**ASSIGNED TASK**
Report every line in the records below that holds the word "Ratings".

** DATA FOR THIS EXERCISE follows **

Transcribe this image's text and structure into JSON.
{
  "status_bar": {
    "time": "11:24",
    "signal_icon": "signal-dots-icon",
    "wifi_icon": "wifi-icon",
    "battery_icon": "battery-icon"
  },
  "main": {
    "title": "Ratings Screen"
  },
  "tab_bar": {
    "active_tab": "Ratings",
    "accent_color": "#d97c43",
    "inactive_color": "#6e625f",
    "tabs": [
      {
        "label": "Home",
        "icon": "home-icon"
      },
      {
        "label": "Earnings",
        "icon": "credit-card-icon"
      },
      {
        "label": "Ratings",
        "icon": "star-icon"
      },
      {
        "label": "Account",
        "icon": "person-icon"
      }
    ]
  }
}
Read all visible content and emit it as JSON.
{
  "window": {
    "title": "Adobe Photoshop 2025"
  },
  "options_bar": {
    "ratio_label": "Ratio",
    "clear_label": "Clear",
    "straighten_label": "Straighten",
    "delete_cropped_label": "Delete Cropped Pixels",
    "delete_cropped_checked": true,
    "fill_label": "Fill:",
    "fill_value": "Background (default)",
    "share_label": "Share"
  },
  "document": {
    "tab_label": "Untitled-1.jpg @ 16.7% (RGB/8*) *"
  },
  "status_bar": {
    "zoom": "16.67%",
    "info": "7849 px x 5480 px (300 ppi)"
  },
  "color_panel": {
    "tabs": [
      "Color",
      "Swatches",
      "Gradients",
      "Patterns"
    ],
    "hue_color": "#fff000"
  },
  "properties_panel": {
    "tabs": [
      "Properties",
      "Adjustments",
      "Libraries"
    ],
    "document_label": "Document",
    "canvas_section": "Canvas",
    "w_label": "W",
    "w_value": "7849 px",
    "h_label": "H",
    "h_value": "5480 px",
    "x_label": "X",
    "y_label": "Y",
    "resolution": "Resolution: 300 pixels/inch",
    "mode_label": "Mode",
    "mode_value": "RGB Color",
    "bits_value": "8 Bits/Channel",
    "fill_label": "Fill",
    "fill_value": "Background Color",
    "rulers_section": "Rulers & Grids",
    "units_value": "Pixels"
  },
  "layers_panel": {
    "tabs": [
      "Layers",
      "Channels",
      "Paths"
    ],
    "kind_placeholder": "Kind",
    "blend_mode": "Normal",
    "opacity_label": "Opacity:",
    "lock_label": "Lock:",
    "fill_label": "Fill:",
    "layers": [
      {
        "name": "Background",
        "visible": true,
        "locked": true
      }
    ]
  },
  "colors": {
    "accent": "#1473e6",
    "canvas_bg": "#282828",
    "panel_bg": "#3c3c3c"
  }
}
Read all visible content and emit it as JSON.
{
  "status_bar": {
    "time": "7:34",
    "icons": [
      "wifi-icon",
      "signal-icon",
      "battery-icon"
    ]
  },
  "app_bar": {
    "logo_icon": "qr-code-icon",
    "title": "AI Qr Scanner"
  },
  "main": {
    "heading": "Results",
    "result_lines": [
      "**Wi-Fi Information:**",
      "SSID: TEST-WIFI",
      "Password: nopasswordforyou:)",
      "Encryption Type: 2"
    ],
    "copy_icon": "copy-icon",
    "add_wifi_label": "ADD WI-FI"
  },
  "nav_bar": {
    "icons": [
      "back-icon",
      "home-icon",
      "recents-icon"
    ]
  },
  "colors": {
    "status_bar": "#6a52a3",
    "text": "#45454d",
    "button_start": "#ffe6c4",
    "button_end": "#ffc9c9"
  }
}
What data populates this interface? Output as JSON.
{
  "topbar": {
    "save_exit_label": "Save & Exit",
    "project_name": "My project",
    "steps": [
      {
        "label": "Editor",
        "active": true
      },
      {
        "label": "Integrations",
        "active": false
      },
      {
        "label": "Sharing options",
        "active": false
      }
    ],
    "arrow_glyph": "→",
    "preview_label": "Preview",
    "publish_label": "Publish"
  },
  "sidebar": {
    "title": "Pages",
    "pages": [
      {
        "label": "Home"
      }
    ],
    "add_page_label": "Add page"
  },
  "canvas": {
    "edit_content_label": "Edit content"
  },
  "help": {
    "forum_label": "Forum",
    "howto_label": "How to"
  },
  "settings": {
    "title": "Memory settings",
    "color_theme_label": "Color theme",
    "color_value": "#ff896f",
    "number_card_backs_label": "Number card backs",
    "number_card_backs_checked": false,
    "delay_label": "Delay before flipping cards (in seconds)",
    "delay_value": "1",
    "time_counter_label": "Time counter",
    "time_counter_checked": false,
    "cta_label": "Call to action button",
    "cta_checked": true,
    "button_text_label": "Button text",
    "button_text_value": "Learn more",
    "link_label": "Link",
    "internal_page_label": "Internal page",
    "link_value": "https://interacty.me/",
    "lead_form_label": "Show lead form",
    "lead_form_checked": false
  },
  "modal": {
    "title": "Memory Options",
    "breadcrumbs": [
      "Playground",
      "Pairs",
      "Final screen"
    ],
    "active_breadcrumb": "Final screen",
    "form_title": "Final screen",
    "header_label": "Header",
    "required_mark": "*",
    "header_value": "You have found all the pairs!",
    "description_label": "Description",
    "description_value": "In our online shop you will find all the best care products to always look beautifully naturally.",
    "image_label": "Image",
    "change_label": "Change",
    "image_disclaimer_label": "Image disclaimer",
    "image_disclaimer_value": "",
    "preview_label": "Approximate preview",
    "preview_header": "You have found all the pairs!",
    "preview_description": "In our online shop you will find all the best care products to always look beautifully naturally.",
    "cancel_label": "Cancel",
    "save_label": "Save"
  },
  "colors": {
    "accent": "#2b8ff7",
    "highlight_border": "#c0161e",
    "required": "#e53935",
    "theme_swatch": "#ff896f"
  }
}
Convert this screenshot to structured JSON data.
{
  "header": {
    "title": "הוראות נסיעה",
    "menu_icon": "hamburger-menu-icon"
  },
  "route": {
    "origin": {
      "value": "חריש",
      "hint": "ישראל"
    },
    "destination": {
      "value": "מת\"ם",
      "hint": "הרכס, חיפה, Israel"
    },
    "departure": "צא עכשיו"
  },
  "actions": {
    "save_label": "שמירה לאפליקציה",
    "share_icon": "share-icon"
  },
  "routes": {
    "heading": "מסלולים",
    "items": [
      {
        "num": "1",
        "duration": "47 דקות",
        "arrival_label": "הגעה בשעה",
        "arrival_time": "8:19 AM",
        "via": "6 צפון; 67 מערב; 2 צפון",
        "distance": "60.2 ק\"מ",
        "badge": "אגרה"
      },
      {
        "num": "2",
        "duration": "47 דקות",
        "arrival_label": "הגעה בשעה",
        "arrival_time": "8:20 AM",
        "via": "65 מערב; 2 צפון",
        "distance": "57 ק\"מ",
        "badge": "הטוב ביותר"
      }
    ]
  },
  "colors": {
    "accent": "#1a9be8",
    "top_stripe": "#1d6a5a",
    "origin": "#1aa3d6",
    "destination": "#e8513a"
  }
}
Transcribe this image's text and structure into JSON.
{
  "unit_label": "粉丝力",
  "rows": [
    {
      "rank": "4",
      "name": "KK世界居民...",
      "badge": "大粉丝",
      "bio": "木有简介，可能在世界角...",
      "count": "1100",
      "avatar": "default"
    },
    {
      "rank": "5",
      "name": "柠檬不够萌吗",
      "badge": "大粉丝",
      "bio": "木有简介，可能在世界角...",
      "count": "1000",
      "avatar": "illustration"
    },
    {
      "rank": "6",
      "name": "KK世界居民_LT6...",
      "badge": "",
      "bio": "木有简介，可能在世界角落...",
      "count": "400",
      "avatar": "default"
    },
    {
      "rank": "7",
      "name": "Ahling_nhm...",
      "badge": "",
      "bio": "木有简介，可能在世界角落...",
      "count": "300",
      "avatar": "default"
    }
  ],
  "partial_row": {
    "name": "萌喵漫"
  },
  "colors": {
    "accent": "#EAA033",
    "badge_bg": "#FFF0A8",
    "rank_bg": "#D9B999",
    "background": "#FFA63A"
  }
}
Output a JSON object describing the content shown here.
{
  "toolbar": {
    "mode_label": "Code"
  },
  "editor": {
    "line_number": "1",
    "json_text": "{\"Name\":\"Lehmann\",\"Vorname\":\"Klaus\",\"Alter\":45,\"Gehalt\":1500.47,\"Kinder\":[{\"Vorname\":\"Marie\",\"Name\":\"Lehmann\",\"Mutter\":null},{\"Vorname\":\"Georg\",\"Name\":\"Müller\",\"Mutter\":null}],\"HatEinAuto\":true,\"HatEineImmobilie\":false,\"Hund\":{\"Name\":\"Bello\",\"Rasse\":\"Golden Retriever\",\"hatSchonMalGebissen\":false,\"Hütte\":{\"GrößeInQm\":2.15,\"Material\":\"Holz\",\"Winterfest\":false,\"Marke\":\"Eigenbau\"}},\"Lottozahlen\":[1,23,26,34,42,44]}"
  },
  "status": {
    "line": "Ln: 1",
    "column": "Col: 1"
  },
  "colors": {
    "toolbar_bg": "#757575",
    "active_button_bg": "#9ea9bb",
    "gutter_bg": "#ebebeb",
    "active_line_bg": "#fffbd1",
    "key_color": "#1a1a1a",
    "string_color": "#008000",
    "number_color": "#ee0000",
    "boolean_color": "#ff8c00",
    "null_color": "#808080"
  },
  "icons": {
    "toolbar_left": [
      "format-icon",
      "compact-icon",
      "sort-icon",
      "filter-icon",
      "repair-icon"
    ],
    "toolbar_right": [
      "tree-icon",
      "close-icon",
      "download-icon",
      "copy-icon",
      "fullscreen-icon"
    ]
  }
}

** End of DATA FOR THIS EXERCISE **

**RESPONSE TO THIS EXERCISE**
    "title": "Ratings Screen"
    "active_tab": "Ratings",
        "label": "Ratings",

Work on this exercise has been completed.